Try it: Every record is to be printed exactly as written, and any picture in it is skipped.
Task inputs below:
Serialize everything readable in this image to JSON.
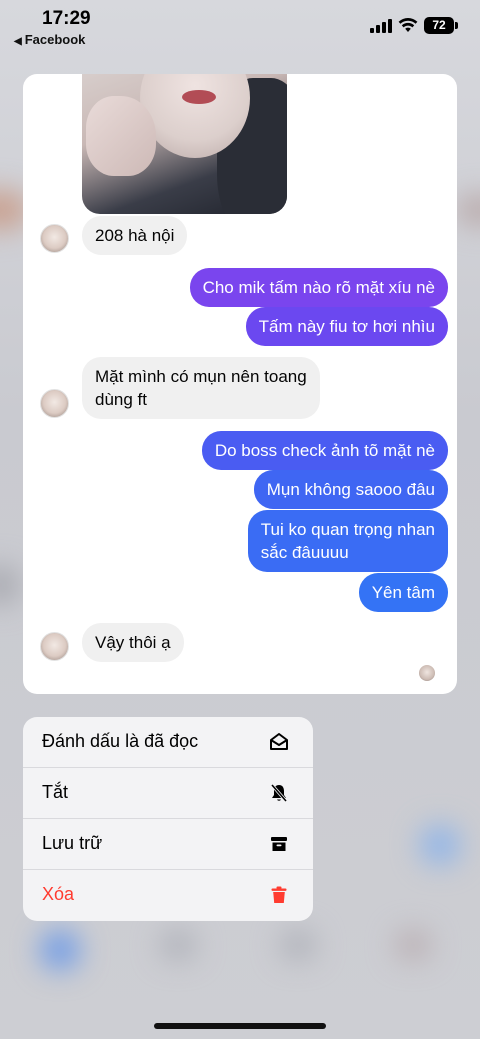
{
  "status_bar": {
    "time": "17:29",
    "back_app": "Facebook",
    "battery": "72"
  },
  "conversation": {
    "messages": [
      {
        "direction": "incoming",
        "text": "208 hà nội"
      },
      {
        "direction": "outgoing",
        "text": "Cho mik tấm nào rõ mặt xíu nè",
        "color": "#7a45ee"
      },
      {
        "direction": "outgoing",
        "text": "Tấm này fiu tơ hơi nhìu",
        "color": "#6b48f0"
      },
      {
        "direction": "incoming",
        "text_line1": "Mặt mình có mụn nên toang",
        "text_line2": "dùng ft"
      },
      {
        "direction": "outgoing",
        "text": "Do boss check ảnh tõ mặt nè",
        "color": "#4a5cf2"
      },
      {
        "direction": "outgoing",
        "text": "Mụn không saooo đâu",
        "color": "#3f66f3"
      },
      {
        "direction": "outgoing",
        "text_line1": "Tui ko quan trọng nhan",
        "text_line2": "sắc đâuuuu",
        "color": "#3a6cf4"
      },
      {
        "direction": "outgoing",
        "text": "Yên tâm",
        "color": "#3473f5"
      },
      {
        "direction": "incoming",
        "text": "Vậy thôi ạ"
      }
    ]
  },
  "context_menu": {
    "items": [
      {
        "label": "Đánh dấu là đã đọc",
        "icon": "envelope-open-icon"
      },
      {
        "label": "Tắt",
        "icon": "bell-slash-icon"
      },
      {
        "label": "Lưu trữ",
        "icon": "archive-box-icon"
      },
      {
        "label": "Xóa",
        "icon": "trash-icon",
        "destructive": true,
        "color": "#ff3b30"
      }
    ]
  }
}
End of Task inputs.
Exercise result:
Serialize everything readable in this image to JSON.
{
  "status_bar": {
    "time": "17:29",
    "back_app": "Facebook",
    "battery": "72"
  },
  "conversation": {
    "messages": [
      {
        "direction": "incoming",
        "text": "208 hà nội"
      },
      {
        "direction": "outgoing",
        "text": "Cho mik tấm nào rõ mặt xíu nè",
        "color": "#7a45ee"
      },
      {
        "direction": "outgoing",
        "text": "Tấm này fiu tơ hơi nhìu",
        "color": "#6b48f0"
      },
      {
        "direction": "incoming",
        "text_line1": "Mặt mình có mụn nên toang",
        "text_line2": "dùng ft"
      },
      {
        "direction": "outgoing",
        "text": "Do boss check ảnh tõ mặt nè",
        "color": "#4a5cf2"
      },
      {
        "direction": "outgoing",
        "text": "Mụn không saooo đâu",
        "color": "#3f66f3"
      },
      {
        "direction": "outgoing",
        "text_line1": "Tui ko quan trọng nhan",
        "text_line2": "sắc đâuuuu",
        "color": "#3a6cf4"
      },
      {
        "direction": "outgoing",
        "text": "Yên tâm",
        "color": "#3473f5"
      },
      {
        "direction": "incoming",
        "text": "Vậy thôi ạ"
      }
    ]
  },
  "context_menu": {
    "items": [
      {
        "label": "Đánh dấu là đã đọc",
        "icon": "envelope-open-icon"
      },
      {
        "label": "Tắt",
        "icon": "bell-slash-icon"
      },
      {
        "label": "Lưu trữ",
        "icon": "archive-box-icon"
      },
      {
        "label": "Xóa",
        "icon": "trash-icon",
        "destructive": true,
        "color": "#ff3b30"
      }
    ]
  }
}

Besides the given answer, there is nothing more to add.